**Exercise details**
Using the records that follow, copy every line containing the word "arrow".

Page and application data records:

- - -

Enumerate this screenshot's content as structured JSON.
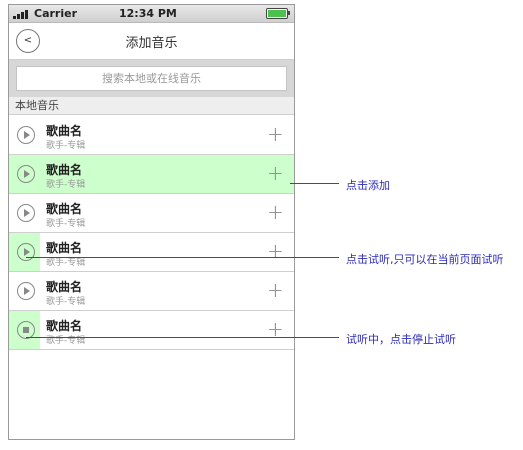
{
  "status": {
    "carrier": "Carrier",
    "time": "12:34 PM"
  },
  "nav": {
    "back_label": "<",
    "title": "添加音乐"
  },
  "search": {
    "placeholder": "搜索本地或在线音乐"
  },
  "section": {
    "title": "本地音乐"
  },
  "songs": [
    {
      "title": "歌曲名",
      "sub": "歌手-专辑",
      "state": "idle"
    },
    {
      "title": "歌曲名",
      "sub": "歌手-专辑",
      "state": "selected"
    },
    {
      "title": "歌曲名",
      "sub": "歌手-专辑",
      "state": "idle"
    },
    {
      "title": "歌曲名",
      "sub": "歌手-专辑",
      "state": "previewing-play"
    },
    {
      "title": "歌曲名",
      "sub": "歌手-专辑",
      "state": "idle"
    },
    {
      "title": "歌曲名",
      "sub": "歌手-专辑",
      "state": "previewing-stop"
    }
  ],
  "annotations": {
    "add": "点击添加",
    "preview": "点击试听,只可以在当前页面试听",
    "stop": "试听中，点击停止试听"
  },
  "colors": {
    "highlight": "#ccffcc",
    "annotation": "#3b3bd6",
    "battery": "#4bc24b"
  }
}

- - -

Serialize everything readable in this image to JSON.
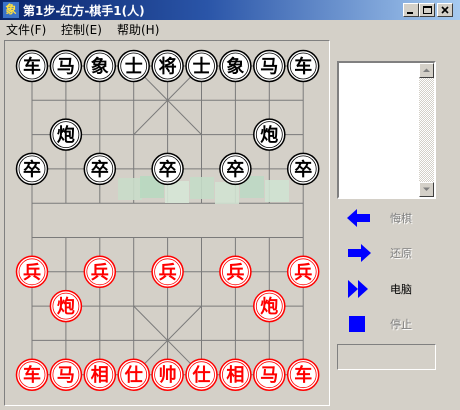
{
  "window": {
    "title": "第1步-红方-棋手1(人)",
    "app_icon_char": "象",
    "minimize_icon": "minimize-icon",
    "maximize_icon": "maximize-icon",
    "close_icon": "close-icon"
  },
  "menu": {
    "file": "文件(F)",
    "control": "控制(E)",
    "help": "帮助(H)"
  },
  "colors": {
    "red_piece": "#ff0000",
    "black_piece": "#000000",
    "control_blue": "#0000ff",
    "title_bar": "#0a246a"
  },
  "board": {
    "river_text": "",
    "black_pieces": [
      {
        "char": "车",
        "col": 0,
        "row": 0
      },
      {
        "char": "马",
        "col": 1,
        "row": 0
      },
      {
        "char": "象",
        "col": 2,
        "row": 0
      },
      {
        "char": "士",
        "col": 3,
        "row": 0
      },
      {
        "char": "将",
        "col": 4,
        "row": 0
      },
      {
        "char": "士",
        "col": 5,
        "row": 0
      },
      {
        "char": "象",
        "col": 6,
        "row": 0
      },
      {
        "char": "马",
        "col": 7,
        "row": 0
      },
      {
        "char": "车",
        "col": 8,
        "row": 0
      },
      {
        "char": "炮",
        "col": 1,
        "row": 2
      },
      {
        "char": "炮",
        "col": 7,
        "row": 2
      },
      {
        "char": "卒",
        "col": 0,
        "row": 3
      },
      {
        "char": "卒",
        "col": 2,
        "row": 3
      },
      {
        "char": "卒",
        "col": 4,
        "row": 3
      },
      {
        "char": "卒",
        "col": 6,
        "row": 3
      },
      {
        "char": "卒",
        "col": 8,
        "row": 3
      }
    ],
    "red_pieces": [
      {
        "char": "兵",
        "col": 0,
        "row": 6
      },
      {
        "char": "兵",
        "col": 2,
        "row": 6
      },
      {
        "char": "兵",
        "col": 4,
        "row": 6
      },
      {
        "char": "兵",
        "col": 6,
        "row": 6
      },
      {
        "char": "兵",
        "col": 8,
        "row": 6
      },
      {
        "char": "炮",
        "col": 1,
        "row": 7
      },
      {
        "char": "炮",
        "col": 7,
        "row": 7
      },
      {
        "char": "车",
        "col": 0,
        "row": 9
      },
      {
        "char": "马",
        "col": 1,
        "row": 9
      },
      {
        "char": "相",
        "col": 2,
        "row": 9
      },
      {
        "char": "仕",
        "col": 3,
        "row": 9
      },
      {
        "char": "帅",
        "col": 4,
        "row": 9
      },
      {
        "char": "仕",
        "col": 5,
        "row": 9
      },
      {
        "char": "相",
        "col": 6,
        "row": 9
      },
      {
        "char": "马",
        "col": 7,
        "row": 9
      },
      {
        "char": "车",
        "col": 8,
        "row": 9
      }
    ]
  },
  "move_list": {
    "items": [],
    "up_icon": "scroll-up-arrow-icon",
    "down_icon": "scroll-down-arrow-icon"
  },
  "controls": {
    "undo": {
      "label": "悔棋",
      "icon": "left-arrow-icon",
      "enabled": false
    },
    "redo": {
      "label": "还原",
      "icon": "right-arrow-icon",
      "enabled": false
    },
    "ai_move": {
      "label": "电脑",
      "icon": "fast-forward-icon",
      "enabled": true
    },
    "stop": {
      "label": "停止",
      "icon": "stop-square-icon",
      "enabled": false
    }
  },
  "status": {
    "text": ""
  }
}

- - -

**Your response**
    "up_icon": "scroll-up-arrow-icon",
    "down_icon": "scroll-down-arrow-icon"
      "icon": "left-arrow-icon",
      "icon": "right-arrow-icon",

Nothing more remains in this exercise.